@castlecrew I am on the Project 321 hubs, and I had the rear wheel tension checked at my LBS in late April and found the tension was still spot-on.
@skelldify Haha thanks to the 30 Day Ride Challenge my tally is a bit ahead of last year's pace.
Id rather get myself a Hope/DT set. Upgrade my drivetrain to 1x12 (Think shimano XT), Install a dropper while im at it (still havent got one). Get some new bars and a little shorter stem. Oh and i might be able to fit a set of Hope brakes with floating rotors in the same budget as well.
I get this is clearly aimed at people who spend more on the bike than i do on a car.
I might get one someday. But i also want to mention that the flag in front of my name kinda gives away that im not doing massive descends on my local trails. the style of riding i do is a bit XC-ish.
And i dont want a million levers on the bars. I think i might just go to a 1X first and then install a dropper while im at it.
Good plan, I had 2x, a dropper and Fox CTD all on the same bike once, waaaay too many cables and levers!
But to be honest. Wen i pay so much for a mountainbike im afraid to crash it. Therefore i ride it to slowly.
However, I can not conceive a world in which I would be just as happy to invest that same $700 in just one rim.
And yet I can conceive a world where Yoan Barelli is my personal bike mechanic...so perhaps I am broken after all?
Between me and my mates we have destroyed around 8 LB carbon rims in the last 4 years! And all of mine, 3 off, have been when using DH tyres on their heaviest duty so called 'DH' rim.
Ive Still got one on the front that isn't cracked but I will be taking it off soon as personally i think they feel horrible compared to alloy rims.
A heavy duty DT swiss rim will easily out last a LB carbon rim.
For comparison I have been riding a Stans flow Ex mk2 on my 26" hardtail for 5 years and it has just given up after re-truing for probably the 6th time.
The Spank Trail Bite 295 rims that I use were cross shopped against the equivalent LB and Nextie hookless rims at the time...and the weight penalty to price equation on the rims alone meant the Spanks got the nod. Even the wheel builder was impressed with the value and build quality - enough to recommend them to other clients to this day.

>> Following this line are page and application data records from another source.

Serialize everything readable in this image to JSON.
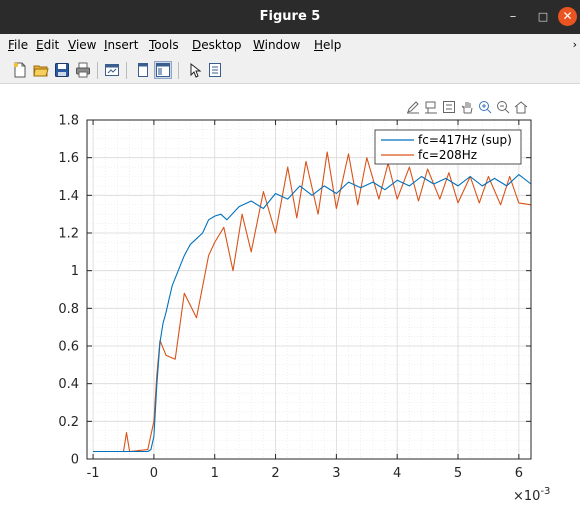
{
  "window": {
    "title": "Figure 5",
    "minimize": "–",
    "maximize": "□",
    "close": "✕"
  },
  "menu": {
    "items": [
      {
        "key": "F",
        "rest": "ile"
      },
      {
        "key": "E",
        "rest": "dit"
      },
      {
        "key": "V",
        "rest": "iew"
      },
      {
        "key": "I",
        "rest": "nsert"
      },
      {
        "key": "T",
        "rest": "ools"
      },
      {
        "key": "D",
        "rest": "esktop"
      },
      {
        "key": "W",
        "rest": "indow"
      },
      {
        "key": "H",
        "rest": "elp"
      }
    ],
    "overflow": "›"
  },
  "toolbar_icons": [
    "new-figure-icon",
    "open-file-icon",
    "save-icon",
    "print-icon",
    "link-plot-icon",
    "hide-plot-tools-icon",
    "show-plot-tools-icon",
    "edit-plot-icon",
    "property-inspector-icon"
  ],
  "axes_toolbar_icons": [
    "brush-icon",
    "data-cursor-icon",
    "legend-toggle-icon",
    "pan-hand-icon",
    "zoom-in-icon",
    "zoom-out-icon",
    "home-icon"
  ],
  "chart_data": {
    "type": "line",
    "title": "",
    "xlabel": "",
    "ylabel": "",
    "x_exponent_label": "×10",
    "x_exponent": "-3",
    "xlim": [
      -1.1,
      6.2
    ],
    "ylim": [
      0,
      1.8
    ],
    "xticks": [
      -1,
      0,
      1,
      2,
      3,
      4,
      5,
      6
    ],
    "yticks": [
      0,
      0.2,
      0.4,
      0.6,
      0.8,
      1,
      1.2,
      1.4,
      1.6,
      1.8
    ],
    "grid": true,
    "minor_grid": true,
    "legend_position": "top-right",
    "series": [
      {
        "name": "fc=417Hz (sup)",
        "color": "#0072bd",
        "x": [
          -1.0,
          -0.6,
          -0.1,
          -0.05,
          0.0,
          0.05,
          0.1,
          0.15,
          0.2,
          0.25,
          0.3,
          0.4,
          0.5,
          0.6,
          0.7,
          0.8,
          0.9,
          1.0,
          1.1,
          1.2,
          1.4,
          1.6,
          1.8,
          2.0,
          2.2,
          2.4,
          2.6,
          2.8,
          3.0,
          3.2,
          3.4,
          3.6,
          3.8,
          4.0,
          4.2,
          4.4,
          4.6,
          4.8,
          5.0,
          5.2,
          5.4,
          5.6,
          5.8,
          6.0,
          6.2
        ],
        "y": [
          0.04,
          0.04,
          0.04,
          0.05,
          0.12,
          0.4,
          0.62,
          0.72,
          0.78,
          0.85,
          0.92,
          1.0,
          1.08,
          1.14,
          1.17,
          1.2,
          1.27,
          1.29,
          1.3,
          1.27,
          1.34,
          1.37,
          1.33,
          1.41,
          1.38,
          1.45,
          1.4,
          1.45,
          1.41,
          1.47,
          1.44,
          1.47,
          1.43,
          1.48,
          1.45,
          1.5,
          1.46,
          1.49,
          1.45,
          1.5,
          1.45,
          1.49,
          1.45,
          1.51,
          1.46
        ]
      },
      {
        "name": "fc=208Hz",
        "color": "#d95319",
        "x": [
          -1.0,
          -0.5,
          -0.45,
          -0.4,
          -0.1,
          0.0,
          0.05,
          0.1,
          0.2,
          0.35,
          0.5,
          0.7,
          0.9,
          1.0,
          1.15,
          1.3,
          1.45,
          1.6,
          1.8,
          2.0,
          2.2,
          2.35,
          2.5,
          2.7,
          2.85,
          3.0,
          3.2,
          3.35,
          3.5,
          3.7,
          3.85,
          4.0,
          4.2,
          4.35,
          4.5,
          4.7,
          4.85,
          5.0,
          5.2,
          5.35,
          5.5,
          5.7,
          5.85,
          6.0,
          6.2
        ],
        "y": [
          0.04,
          0.04,
          0.14,
          0.04,
          0.05,
          0.2,
          0.45,
          0.63,
          0.55,
          0.53,
          0.88,
          0.75,
          1.08,
          1.15,
          1.23,
          1.0,
          1.3,
          1.1,
          1.42,
          1.2,
          1.55,
          1.28,
          1.58,
          1.3,
          1.63,
          1.33,
          1.62,
          1.35,
          1.6,
          1.38,
          1.57,
          1.38,
          1.55,
          1.37,
          1.54,
          1.38,
          1.52,
          1.36,
          1.5,
          1.36,
          1.5,
          1.35,
          1.5,
          1.36,
          1.35
        ]
      }
    ]
  }
}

When did I ever say I rode DH? I just ride XC in the rocks!
And I'm running the 29" Bead Bite 295 rims... don't recall them weighing anywhere near that much. About 490 grams each and the wheelset they are in is custom and is built for a rider weight of 105 kg...

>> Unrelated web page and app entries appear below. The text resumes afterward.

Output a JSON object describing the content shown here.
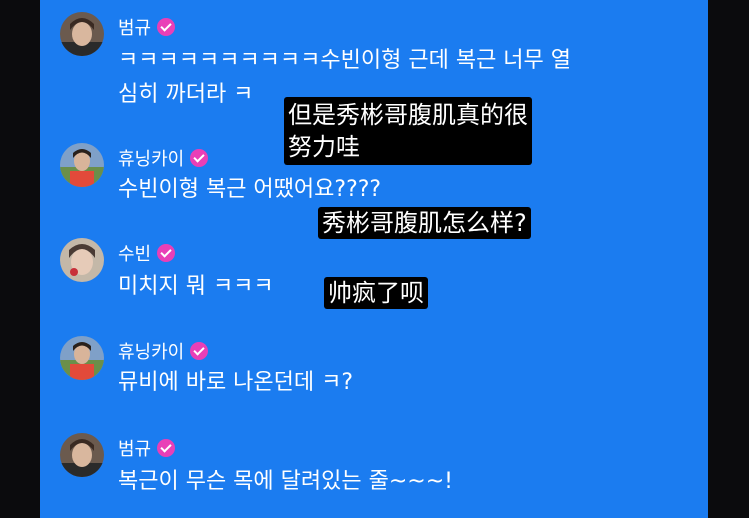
{
  "messages": [
    {
      "name": "범규",
      "lines": [
        "ㅋㅋㅋㅋㅋㅋㅋㅋㅋㅋ수빈이형 근데 복근 너무 열",
        "심히 까더라 ㅋ"
      ],
      "subtitle": [
        "但是秀彬哥腹肌真的很",
        "努力哇"
      ]
    },
    {
      "name": "휴닝카이",
      "lines": [
        "수빈이형 복근 어땠어요????"
      ],
      "subtitle": [
        "秀彬哥腹肌怎么样?"
      ]
    },
    {
      "name": "수빈",
      "lines": [
        "미치지 뭐 ㅋㅋㅋ"
      ],
      "subtitle": [
        "帅疯了呗"
      ]
    },
    {
      "name": "휴닝카이",
      "lines": [
        "뮤비에 바로 나온던데 ㅋ?"
      ]
    },
    {
      "name": "범규",
      "lines": [
        "복근이 무슨 목에 달려있는 줄~~~!"
      ]
    }
  ],
  "colors": {
    "background": "#1b7cf0",
    "verified_badge": "#e93fb7",
    "subtitle_bg": "#000000"
  },
  "icons": {
    "verified": "verified-check-icon"
  }
}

But then I buy everything in AU$....
In which countries it will work? Turnaround time?
All I can see right now is 80 grams and $700.
I actually build DH wheels with the spokes on the low end of recommended tension for the rim, and it has a huge impact on how durable the rim is, i.e. you get a lot less dents, buckling, and pinch flats.
Just my two cents. I'm also interested to see what reasons there might be, as my reasons are pretty much from personal experience and just anecdotal.
Why on earth would you buy something 4x the price?
Carbon wheels are so stupid expensive and do nothing better
this plus the e-bike content really makes me question PB's Core-ness, though I'm probably late to that party.
Tested to destruction next to a £300/£400 wheelset. Because 700 quid for a rim is a f@&$ing joke!
They also found that a really well made aluminium rim (Newmen) was stronger than most carbon rims and only one out of the carbon group was substantially better (= worth the price).
Engineer: "Guys, our products always break, it's affecting our reputation and sales. We should do more testing and design our products to be more durable."
PR guy: "That sounds like a lot of work. How about we call it "Safe Failure Mode", pretend we made stuff that way on purpose and add $100 to the RRP"
$700 for a rim, hahahahaha get f'kd CB
So this basically means that the amount of wheel flex doesn't really matter because you adapt to it? Oh noes! All the millions in marketing dollars to get pundits waxing lyrically about "compliance" for naught!